Generally, individuals in this field have a background in psychology with special emphasis on the techniques and tools of behavioral modification. Animal trainers may hold classes for pet owners, operate pet "day care" programs, or schedule in-home visits to assist with training needs and behavioral problems. In addition to such independent business opportunities, applied animal behaviorists may find employment with organizations such as the ASPCA or Humane Society or wildlife management agencies. This field offers great flexibility of hours, but salary may vary tremendously, depending on the local demand for such services. The Animal Behavior Society offers a Certification in Applied Animal Behavior.

Where Can I Get More Information?

For more information about the science of animal behavior, begin at your local public or college library. Many books on animal behavior have been published in recent years. A librarian can help you locate them. Many scientific journals also report research on animal behavior, particularly Animal Behaviour, Behaviour, Behavioral Ecology and Sociobiology, Ethology, Ecology, Journal of the Experimental Analysis of Behavior, The Journal of Comparative Psychology, and Zoo Biology.

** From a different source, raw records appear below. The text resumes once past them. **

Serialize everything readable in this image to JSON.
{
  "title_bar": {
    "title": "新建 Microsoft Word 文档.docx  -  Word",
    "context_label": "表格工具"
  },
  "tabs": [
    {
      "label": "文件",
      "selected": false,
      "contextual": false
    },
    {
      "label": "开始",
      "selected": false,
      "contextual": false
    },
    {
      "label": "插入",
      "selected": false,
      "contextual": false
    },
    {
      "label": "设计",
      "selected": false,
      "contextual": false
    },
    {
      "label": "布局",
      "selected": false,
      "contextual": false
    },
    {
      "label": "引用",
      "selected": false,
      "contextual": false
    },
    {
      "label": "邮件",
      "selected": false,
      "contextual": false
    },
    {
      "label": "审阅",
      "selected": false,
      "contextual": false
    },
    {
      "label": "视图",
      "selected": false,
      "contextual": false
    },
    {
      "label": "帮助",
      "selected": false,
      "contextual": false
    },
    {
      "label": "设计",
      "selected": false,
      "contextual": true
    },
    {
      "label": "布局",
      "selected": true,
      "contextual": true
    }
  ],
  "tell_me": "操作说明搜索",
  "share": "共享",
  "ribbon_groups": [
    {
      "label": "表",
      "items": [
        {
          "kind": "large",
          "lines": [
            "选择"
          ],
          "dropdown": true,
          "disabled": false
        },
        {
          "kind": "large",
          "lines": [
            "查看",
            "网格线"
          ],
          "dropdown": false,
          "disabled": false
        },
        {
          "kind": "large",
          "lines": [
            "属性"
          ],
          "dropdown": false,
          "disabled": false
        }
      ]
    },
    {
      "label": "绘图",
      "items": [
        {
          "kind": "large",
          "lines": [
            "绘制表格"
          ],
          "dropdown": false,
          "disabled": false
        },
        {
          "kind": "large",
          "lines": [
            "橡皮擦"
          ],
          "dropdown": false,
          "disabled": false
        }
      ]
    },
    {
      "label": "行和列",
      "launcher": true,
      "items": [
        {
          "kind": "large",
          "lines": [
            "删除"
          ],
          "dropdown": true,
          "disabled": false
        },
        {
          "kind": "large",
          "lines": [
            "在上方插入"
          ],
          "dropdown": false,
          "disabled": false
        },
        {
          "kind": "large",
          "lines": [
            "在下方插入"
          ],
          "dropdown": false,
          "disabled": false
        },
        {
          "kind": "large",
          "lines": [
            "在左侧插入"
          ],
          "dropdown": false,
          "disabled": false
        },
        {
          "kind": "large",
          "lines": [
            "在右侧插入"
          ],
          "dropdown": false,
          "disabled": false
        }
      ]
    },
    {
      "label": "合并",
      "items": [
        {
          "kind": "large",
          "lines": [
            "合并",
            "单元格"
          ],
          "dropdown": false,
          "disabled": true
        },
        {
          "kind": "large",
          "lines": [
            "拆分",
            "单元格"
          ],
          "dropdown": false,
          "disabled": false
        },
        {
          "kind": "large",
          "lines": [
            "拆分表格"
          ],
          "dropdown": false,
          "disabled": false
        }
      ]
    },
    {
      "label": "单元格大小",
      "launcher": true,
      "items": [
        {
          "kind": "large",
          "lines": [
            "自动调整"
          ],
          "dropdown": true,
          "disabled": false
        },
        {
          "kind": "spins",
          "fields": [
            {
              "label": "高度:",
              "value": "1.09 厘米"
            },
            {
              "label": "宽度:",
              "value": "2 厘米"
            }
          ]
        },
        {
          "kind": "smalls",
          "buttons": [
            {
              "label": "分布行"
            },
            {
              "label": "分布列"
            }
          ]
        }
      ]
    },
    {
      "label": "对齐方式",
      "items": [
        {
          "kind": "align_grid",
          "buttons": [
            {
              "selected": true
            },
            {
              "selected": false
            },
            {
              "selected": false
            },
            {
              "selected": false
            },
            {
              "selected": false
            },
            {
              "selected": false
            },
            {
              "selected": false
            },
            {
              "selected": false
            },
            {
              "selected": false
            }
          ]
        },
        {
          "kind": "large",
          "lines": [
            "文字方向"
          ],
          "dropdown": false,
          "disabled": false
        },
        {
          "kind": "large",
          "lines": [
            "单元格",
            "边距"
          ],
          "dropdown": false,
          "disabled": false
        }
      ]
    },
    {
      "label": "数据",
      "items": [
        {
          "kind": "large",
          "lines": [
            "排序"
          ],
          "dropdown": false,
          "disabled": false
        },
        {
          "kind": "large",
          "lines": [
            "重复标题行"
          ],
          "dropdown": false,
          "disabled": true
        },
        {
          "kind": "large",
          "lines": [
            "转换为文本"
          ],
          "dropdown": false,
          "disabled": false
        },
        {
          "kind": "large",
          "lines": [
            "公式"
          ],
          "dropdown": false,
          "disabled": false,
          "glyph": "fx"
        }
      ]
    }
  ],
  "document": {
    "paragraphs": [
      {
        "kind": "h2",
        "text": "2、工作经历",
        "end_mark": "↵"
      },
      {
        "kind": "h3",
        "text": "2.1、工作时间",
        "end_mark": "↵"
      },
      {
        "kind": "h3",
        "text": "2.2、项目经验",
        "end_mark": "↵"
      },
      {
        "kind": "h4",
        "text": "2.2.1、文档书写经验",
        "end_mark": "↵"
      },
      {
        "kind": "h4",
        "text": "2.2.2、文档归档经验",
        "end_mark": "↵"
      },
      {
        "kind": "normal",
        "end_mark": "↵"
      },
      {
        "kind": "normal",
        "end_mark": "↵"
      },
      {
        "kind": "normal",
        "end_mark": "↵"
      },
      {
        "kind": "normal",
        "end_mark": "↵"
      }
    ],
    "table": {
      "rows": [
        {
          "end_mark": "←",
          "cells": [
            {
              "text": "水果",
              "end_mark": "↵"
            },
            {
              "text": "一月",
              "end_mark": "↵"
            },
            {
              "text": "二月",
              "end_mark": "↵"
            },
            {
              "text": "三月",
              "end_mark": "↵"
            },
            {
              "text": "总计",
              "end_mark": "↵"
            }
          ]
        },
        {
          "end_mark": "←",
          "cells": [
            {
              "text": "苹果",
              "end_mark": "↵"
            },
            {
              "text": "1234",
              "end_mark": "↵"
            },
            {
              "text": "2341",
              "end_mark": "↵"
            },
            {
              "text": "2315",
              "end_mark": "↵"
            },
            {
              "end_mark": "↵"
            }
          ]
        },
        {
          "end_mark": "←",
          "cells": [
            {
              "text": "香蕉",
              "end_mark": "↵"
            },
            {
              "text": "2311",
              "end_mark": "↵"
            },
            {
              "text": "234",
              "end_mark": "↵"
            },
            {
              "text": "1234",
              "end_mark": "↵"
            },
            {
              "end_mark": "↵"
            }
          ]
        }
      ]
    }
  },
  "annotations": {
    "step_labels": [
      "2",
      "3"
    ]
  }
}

For more information about other careers that involve working with animals, write for: Careers in Animal Biology, published by the Society for Integrative and Comparative Biology. It is available from SICB Headquarters, 401 N. Michigan Avenue, Chicago, IL, 60611-4267. Another good source of information about careers working with animals is the Humane Society of the United States: HSUS National Headquarters, 2100 L St. NW, Washington, DC 20037. The American Association of Zookeepers (www.aazk.org) offers a brochure on careers in zookeeping. The Animal Behavior Society offers an excellent guide to advanced training in animal behavior in North America, Graduate Programs in Animal Behavior, available on the society's website (www. animalbehavior.org).